    As I started reading The Three-Body Problem, I could tell that it wasn’t popular for its accessibility. The prose and pacing feel old-fashioned. The structure is strange and sometimes uncomfortable. The exposition is sometimes intrusive.

    The Chinese context adds to the challenge for a western reader. The first tenth of the book is set during the Cultural Revolution. For Chinese readers, the significance of events would be obvious. Western readers will need the footnotes and I’m sure I missed many implied connections. Once the story skips forward to the modern era, life in China is just alien enough to put bumps in the western reader’s road.

    Then there’s the science. This is a book about physics. The science is central to the story and the protagonist achieves his goals by grappling with it. Though the author explains enough to make it comprehensible, it’s still challenging in places. This is hard science fiction in both meanings of that phrase.

    This book has earned great prestige within western sci-fi circles but will be challenging for most western sci-fi readers. It’s practically the definition of a difficult book.

    My Reading Experience

    For me, difficult books are usually an emotionally unengaging experience. The more I’m challenged by the book, the less I’m engaged with the characters. Stopping to make sense of it all doesn’t make for a smooth read. They can be useful in learning technique, but they aren’t often much fun, and I like my leisure time to be fun.

    This one wasn’t like James Joyce’s Ulysses, where I wanted to throw the book across the room, and which I’ve not finished after 19 years. But I certainly wasn’t feeling the thrill of reading, wanting to dive straight into each new chapter. I only cared about one character, and he was a grumpy cop cliché.

    And yet, despite my cynicism about difficult books, I found this one rewarding. I don’t read a lot of hard sci-fi, the works focused on science rather than futuristic adventures. It was satisfying to read something clever with science at its core. It was also intriguing to see recent Chinese history through the lives of these characters and to read a story set in an unfamiliar society. The story didn’t engage my emotions as much as an author like John Scalzi does, but it really got its hooks into my brain. I left feeling unsettled yet intrigued.

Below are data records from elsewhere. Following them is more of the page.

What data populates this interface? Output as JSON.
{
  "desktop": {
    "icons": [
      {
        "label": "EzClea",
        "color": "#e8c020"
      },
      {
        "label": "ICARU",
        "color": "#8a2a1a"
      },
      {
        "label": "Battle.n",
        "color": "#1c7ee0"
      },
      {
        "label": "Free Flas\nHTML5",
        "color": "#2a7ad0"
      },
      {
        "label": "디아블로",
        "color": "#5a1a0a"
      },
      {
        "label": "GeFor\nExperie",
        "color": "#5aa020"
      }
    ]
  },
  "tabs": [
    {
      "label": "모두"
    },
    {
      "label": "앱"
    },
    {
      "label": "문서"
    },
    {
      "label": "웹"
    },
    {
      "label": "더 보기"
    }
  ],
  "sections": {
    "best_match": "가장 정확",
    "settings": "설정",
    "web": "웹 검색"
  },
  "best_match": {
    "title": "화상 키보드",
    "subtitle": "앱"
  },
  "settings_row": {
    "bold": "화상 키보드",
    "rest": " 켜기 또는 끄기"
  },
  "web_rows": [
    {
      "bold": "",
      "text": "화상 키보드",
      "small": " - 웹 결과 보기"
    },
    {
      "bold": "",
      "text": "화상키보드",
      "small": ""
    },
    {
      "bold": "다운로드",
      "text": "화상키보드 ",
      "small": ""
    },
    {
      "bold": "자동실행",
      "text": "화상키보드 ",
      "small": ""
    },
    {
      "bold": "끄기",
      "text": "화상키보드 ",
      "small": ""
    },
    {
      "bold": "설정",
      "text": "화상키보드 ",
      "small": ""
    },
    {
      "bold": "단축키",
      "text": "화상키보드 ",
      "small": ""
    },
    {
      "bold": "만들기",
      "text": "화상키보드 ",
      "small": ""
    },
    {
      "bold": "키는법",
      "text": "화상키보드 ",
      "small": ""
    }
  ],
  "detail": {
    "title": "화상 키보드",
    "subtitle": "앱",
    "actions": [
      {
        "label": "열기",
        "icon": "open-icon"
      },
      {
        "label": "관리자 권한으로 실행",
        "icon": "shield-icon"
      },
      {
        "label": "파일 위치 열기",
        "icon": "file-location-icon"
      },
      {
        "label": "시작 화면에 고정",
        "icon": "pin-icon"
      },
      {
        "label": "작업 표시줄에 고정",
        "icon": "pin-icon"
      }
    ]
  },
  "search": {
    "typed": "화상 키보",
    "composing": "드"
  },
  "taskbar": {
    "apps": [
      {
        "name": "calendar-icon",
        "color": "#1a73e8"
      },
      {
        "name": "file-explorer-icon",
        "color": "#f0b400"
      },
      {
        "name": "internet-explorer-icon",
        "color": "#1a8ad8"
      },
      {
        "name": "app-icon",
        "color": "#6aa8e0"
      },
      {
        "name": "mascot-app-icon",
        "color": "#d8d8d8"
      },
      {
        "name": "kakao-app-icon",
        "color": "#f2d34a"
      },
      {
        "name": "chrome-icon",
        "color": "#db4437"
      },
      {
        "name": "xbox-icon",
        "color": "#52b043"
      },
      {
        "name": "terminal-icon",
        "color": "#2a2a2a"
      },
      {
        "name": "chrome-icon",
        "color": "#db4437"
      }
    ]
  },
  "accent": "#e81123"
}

    Sometimes it can be good to read the difficult books. Not because hard work makes you better or gets you into some imaginary club of well-read readers, but because any book people place value on must contain something of interest. In the right frame of mind, that something can be well worth your time. I had to set aside my comfort-seeking brain to read this one, and that’s not something I want for all my reading. But I’ll be doing it again soon to read the next one in this series, feeling both thrilled and daunted at what I’ll find there.